The last day in Lusaka was an emotional one. As we said our goodbyes, I realized how many people had found a place in my heart and how much I would miss having them in my life. In that short time a bond was created that will last forever.
We were invited into Webster's very humble home where his family put on a presentation about AIDS. Webster is the tall one with the red shirt and his wife is in the skirt next to him. The picture is taken in what we would call the living room. The kitchen had a small coal-burning stove in it, and a very small amount of food. That was it. The bedrooms were small with just a few things in them as well. They were so proud of their home. It was then that I realized how important it is for me to be happy with a small, simple home and that what I have here in America is about as fancy as it gets compared to what the majority of the Africans have. Webster is a member of the church and works for Mothers Without Borders. He spends his time teaching the children in different communities about health and self-worth. He has more energy, life and love than most people I know. Webster and his wife Sharon both have AIDS. Saying goodbye to the many people I had met who have AIDS was a very tender experience. Who knows how much longer they will live.
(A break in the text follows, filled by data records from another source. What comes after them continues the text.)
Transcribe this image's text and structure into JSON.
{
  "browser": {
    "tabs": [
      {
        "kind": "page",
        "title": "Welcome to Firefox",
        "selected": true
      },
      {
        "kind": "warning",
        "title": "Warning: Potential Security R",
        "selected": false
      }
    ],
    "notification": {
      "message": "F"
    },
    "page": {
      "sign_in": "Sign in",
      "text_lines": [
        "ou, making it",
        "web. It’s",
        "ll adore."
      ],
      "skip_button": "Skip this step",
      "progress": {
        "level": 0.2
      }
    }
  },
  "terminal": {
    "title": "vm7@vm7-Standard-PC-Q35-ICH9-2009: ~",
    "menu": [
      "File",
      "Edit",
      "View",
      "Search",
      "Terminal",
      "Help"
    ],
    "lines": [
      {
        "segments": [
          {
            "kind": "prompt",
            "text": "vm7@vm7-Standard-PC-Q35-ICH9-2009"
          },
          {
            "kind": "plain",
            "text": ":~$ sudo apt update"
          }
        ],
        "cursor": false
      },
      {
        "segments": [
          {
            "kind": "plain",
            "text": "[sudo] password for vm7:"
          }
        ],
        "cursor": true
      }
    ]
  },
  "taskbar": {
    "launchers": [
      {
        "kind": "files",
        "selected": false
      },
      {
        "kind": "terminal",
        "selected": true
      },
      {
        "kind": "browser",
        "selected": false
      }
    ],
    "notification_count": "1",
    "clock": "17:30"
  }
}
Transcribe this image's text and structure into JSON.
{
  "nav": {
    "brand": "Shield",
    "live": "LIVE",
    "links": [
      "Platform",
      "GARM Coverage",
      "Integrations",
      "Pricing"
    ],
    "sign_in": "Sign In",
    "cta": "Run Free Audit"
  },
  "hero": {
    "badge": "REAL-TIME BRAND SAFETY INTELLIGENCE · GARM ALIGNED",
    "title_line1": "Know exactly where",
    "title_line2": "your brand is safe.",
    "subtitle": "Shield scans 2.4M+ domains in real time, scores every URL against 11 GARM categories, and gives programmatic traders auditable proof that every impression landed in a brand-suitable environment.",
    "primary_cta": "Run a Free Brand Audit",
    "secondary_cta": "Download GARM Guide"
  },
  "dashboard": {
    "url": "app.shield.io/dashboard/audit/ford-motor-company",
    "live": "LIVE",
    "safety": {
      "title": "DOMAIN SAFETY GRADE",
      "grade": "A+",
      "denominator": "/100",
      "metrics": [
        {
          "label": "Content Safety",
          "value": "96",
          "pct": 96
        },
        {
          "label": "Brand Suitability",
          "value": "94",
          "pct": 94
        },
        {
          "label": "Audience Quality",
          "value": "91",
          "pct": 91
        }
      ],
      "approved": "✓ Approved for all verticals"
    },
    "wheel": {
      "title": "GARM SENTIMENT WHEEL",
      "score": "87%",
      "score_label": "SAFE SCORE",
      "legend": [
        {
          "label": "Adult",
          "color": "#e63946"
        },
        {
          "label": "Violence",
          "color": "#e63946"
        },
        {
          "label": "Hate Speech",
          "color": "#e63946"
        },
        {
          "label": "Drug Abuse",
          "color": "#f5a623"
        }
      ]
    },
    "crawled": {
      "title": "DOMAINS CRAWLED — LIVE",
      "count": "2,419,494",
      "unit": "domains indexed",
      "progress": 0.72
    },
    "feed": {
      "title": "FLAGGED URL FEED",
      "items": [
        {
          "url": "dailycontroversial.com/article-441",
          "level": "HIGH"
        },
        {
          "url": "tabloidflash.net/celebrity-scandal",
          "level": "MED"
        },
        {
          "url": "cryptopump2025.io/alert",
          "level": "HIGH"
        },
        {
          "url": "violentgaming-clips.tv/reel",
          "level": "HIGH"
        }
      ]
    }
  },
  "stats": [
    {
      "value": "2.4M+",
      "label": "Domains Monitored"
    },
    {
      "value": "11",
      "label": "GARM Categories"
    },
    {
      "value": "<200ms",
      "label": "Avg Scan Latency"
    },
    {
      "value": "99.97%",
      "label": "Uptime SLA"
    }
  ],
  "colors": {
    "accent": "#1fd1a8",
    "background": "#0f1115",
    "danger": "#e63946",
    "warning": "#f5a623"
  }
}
We started our journey at the orphanage and ended it at the cemetery. There is truly no way to express how it felt to drive through miles and miles of this cemetery and to catch glimpses of the dates on the headstones. Over and over and over again I saw headstones with birth dates too close to my own. These were my peers who were being buried. Mothers, fathers, children crowding this enormous cemetery. It is estimated that during the two weeks I was in Africa, over 80,000 children lost a parent to AIDS. Stephen Lewis describes it well in his book Race Against Time. "All of us who live in privileged western societies experience death from time to time, but in much of southern Africa that's all people know. Their lives consist of attending funerals. It's commonplace to say that every family in every country has suffered a loss in the carnage of AIDS. But merely to use the words is to rob them of meaning." I wish my experience had proved otherwise but I don't think I met a single person who had not lost an immediate family member to AIDS. Imagine our society if every one you knew had lost a parent, a sibling, or a child to AIDS. That is the reality of Africa.
I still can't even begin to grasp it. What I do grasp is that this is a tragedy. It is happening in our world right this minute. Who knows how many people died from AIDS or hunger since you first starting reading this post. I can't stop wondering why it is that we are so blessed and pampered here in America. Whatever the reason, I know that where much is given, much is required. It is essential that we do our part, whatever that is.
I believe that God will take care of those who pass on. However, with His help, it is our responsibility to ease the suffering of those who are left. Elder Holland once said, "May God, who has blessed all of us so mercifully and many of us so abundantly, bless us with one thing more. May He bless us to hear the often silent cries of the sorrowing and afflicted, the downtrodden, the disadvantaged, the poor. Indeed may He bless us to hear the whispering of the Holy Spirit when any neighbor anywhere is suffering and to drop everything and come running."